Inscribed by Naotane (Japanese, 1778–1857). Blade for a Short Sword (Wakizashi). Engraved by Yoshitane (Japanese), dated 1839. Japanese. The Metropolitan Museum of Art, New York. Gift of Brayton Ives and W.T. Walters, 1891 (91.2.84) #sword
German Two-handed Sword; c. 1520-30; blade 132cm. Overall length 180cm; The sword features a strong double-edged blade of flattened hexagonal section, cut with a shallow fuller at the forte and with additional short fullers over the sides of the ricasso. Formed with a pair of basal lugs, the blade is struck with a mark, a flower, both within the fuller and at the base of the lugs on both sides.
The Fulham Sword Roman Britain, 1st century AD The British Museum “This is the characteristic sword of the Roman legionary at this period. Only the handle, and the wooden or leather lining of the sheath are missing. Metallographic examination of the iron blade has shown that the cutting edges have been hardened. The maker has decorated the bronze scabbard plate with embossed motifs. These include the popular Roman motif of the she-wolf suckling the twins Romulus and Remus, the legendary fo

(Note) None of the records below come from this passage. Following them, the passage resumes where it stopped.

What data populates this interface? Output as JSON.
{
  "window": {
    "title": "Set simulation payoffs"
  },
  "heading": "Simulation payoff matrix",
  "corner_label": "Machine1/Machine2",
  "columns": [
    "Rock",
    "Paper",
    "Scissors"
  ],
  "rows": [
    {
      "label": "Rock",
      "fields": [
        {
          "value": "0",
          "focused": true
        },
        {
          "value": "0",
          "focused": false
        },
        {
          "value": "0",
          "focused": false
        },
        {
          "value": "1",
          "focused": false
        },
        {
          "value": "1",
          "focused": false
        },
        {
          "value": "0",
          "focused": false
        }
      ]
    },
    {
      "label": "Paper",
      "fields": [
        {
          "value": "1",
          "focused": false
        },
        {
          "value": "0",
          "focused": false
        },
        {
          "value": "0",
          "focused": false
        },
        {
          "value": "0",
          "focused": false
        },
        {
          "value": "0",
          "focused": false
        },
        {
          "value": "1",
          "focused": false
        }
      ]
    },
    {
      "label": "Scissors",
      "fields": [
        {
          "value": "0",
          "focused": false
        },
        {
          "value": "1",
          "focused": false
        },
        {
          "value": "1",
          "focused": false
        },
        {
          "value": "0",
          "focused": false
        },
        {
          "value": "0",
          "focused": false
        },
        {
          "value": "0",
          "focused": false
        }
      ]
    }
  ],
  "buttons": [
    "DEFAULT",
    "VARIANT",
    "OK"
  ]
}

A basket-hilted sword Germany, 17th Century Straight, double-edged blade, slightly wider at the first part, with double groove and slightly visible inscriptions; iron hilt with straight quillons thickening toward the ends, cage guard with lower side ring, large mushroom-shaped pommel chiselled at the upper part; wooden grip with iron and brass wire binding and moor's heads.
A EUROPEAN BRONZE SWORD BRONZE AGE, CIRCA 12TH-10TH CENTURY B.C. The long tapering blade with parallel grooves towards the tip, the hilt riveted to the blade, the arched guard with incised bands of chevrons, the ridged grip chased with three raised bands each with squares of alternating incised dashes, the disc-shaped pommel with knob terminal decorated with concentric circles including a wide band of alternating vertical dashes and concentric semi-circles